I have just finished reading Freakonomics. An stimulating and thoughful read by an Economy professor from University of Chicago. There is a part of this book that is fairly controversial that I want to share and then share my thoughts on it.
Freakonomics page 4
In 1995 the criminologist James Fox wrote a report for the U.S. attorney general that grimley detailed the coming spike in murders by teenagers. Fox proposed optimistic and pessimistic scenerios.In the optimistic scenerio, the rate of teen homocides would rise another 15% over the next decade. In the pessimistic scenerio it would double.
Other criminologists,political scientists, and similarly learned forcasters laid out the same horrible future as did president Clinton.
And then instead of going up and up and up, crime began to fall, fall, and fall some more. The crime rate drop was startling in several respects. It was ubiquitous, with every category of crime falling in every part of the country.
The magnitude of the reversal was astounding. The teenage murder rate instead of rising 100% or even 15% as James Fox had warned, fell more than 50% within 5 years. By 2000 the overall murder rate in the U.S. dropped to it's lowest level in 35 years.
Pg 6 Freakonomics
It wasn't gun control, a strong economy or new police strategies that finally blunted the crime wave. It was among other factors, the reality that the pool of potential criminals had drasctically shrunk.
How you may you ask?
The decision of Roe V Wade or the legalization of Abortion.
As far as crime is concerned, it turns out that not all children are born equal, not even close. Decades of studies have shown that a child born into an adverse family enviorment is far more likely than other children to become a criminal. And the millions of women most likely to have an abortion in the wake of Roe V. Wade- poor unmarried and teenage mothers for whom illegal abortions had been too expensive or too hard to get were often model's of adversity.
They were the very women whose children if born, would have been much more likely than average to become criminals. But because of Roe V Wade these children were not being born. This powerful cause would have a drastic distant effect years later, just as these unborn children would have entered their criminal primes, the rate of crime began to plummet.
The author later compares the millions of aborted babies to the crime that is prevented and those of us who are pro-life would find the scales do not equal out.

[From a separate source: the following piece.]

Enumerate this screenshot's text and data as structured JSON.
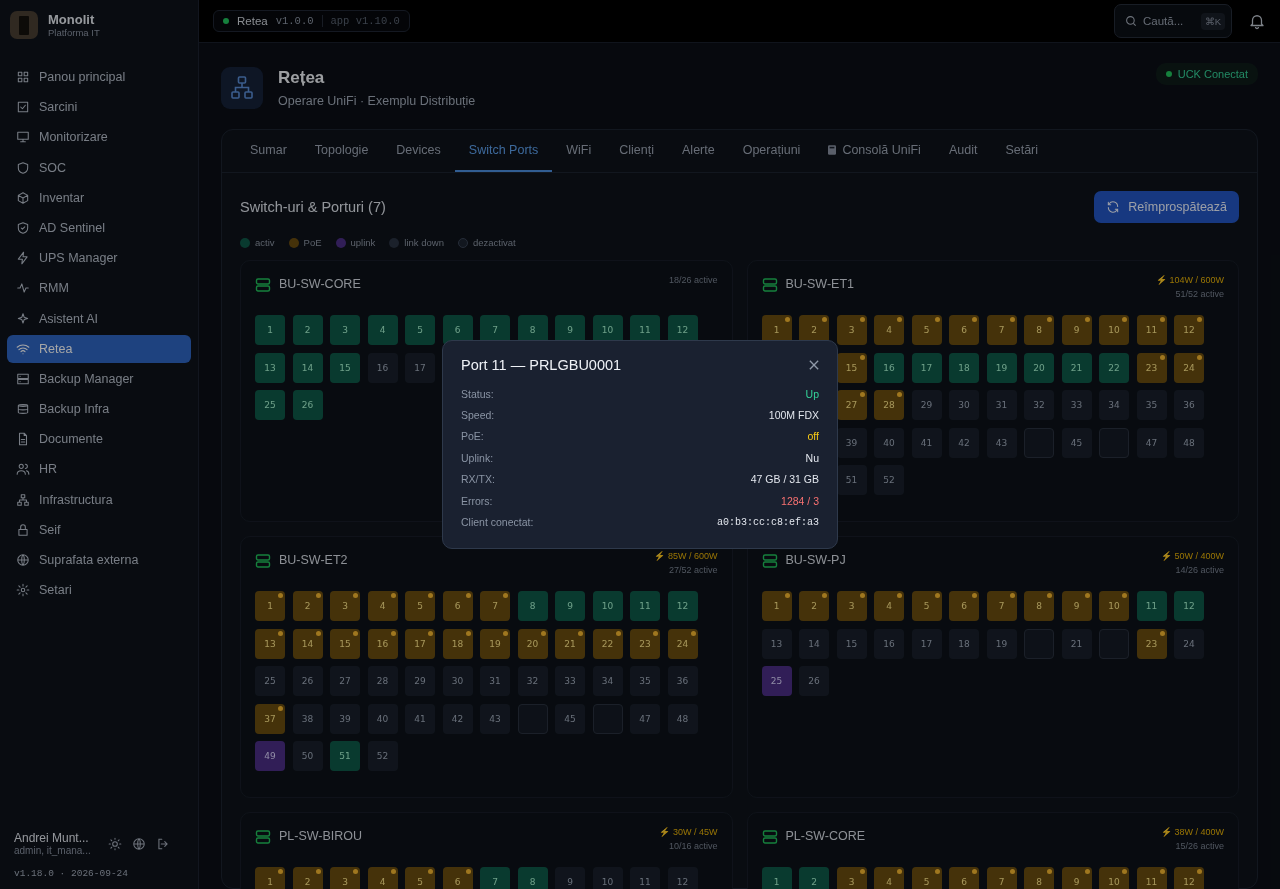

No, reading this did not change my mind about being pro-life, but what it did make me think about is all of us who are pro life who do very little after the baby is born.

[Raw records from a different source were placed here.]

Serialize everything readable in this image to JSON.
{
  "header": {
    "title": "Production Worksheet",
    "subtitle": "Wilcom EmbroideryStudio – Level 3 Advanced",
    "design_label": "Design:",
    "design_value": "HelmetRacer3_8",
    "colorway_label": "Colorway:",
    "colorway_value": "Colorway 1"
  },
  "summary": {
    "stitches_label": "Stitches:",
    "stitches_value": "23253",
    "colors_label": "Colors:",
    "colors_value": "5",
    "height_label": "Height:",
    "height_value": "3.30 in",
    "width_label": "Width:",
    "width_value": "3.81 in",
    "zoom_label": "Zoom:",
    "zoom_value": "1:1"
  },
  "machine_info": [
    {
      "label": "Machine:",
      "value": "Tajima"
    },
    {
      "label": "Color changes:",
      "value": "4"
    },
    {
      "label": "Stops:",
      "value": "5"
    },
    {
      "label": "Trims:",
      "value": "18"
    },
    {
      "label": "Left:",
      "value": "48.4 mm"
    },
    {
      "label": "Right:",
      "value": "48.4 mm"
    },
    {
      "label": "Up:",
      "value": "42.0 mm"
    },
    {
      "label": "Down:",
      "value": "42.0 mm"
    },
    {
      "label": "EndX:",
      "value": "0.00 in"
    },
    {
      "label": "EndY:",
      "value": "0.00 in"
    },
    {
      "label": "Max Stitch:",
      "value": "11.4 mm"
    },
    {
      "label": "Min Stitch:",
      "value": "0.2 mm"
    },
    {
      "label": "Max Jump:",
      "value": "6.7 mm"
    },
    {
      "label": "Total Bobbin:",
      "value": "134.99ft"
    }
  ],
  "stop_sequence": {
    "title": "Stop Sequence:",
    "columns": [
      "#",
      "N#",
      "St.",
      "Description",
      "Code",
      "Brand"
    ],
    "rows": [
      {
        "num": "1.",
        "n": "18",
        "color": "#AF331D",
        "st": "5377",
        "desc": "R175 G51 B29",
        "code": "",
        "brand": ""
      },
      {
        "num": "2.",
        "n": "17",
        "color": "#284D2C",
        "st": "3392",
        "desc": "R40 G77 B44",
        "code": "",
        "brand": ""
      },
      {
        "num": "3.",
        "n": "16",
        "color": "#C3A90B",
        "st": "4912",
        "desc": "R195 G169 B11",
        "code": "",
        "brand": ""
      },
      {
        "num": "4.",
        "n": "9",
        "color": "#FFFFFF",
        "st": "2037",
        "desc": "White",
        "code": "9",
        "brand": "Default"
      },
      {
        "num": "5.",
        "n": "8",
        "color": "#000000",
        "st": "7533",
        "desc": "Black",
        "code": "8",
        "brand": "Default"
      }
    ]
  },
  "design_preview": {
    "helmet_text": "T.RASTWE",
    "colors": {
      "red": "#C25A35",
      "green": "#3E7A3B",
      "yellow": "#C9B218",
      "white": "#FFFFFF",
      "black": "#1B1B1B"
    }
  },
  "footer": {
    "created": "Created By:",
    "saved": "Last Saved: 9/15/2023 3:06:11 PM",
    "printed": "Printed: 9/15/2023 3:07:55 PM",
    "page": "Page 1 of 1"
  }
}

It is like the proverbial little girl who wants a tiger cub from her parents for Christmas. It is a great present until the cub grows into a full grown Tiger and they have no idea of how to control it.
There are many questions that have went through my head after reading this. Is the church prepared to help 1.7 million at risk children? The majority of the children do not come from ideal home situations.
If we were to talk a young teenage mom out of abortion and she decided to keep the baby. Would we critize her parenting techniques? Would we critize her if she became a stripper or on welfare to support the baby? And what if the baby because of the circumstances did turn out to be a criminal would we visit them in jail?
Our job is no where near done when a person decides against abortions. The fight has just started and where are we when the battle rages?